#### [Task instructions]
Search the records for lines that contain the word "title". Copy them all.

#### [Entries provided]
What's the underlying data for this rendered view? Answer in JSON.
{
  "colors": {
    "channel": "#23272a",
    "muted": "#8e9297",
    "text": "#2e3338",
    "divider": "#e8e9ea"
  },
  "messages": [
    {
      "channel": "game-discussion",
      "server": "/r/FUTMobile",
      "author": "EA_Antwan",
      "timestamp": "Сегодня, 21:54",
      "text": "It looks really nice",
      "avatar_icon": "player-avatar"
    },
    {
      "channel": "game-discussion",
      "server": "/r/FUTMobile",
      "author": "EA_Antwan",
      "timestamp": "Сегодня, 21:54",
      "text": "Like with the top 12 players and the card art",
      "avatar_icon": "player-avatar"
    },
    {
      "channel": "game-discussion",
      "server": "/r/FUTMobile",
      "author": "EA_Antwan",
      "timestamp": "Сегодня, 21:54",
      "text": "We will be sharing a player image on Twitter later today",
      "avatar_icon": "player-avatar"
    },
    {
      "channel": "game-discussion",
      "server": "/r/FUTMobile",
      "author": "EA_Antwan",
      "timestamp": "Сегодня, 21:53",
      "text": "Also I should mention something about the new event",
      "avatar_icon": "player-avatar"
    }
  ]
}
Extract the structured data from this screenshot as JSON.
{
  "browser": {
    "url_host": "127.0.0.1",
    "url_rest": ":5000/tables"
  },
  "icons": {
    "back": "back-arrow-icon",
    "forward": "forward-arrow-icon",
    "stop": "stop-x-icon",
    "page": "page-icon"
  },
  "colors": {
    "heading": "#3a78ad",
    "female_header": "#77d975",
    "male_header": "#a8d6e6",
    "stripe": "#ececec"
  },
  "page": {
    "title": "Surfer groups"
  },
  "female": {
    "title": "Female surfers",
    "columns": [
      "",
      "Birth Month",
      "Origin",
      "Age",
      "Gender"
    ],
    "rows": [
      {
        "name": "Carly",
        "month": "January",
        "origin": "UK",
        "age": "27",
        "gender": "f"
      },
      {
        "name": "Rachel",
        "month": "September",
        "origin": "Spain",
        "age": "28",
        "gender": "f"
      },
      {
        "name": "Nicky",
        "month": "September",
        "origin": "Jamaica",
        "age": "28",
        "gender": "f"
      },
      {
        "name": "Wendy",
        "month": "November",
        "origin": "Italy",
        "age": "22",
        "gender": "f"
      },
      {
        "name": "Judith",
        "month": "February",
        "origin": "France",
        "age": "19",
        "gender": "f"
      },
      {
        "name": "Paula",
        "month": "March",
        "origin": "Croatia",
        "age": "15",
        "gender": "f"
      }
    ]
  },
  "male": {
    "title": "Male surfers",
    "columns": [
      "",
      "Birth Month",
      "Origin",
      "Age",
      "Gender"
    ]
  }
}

#### [Exercise result]
    "title": "Surfer groups"
    "title": "Female surfers",
    "title": "Male surfers",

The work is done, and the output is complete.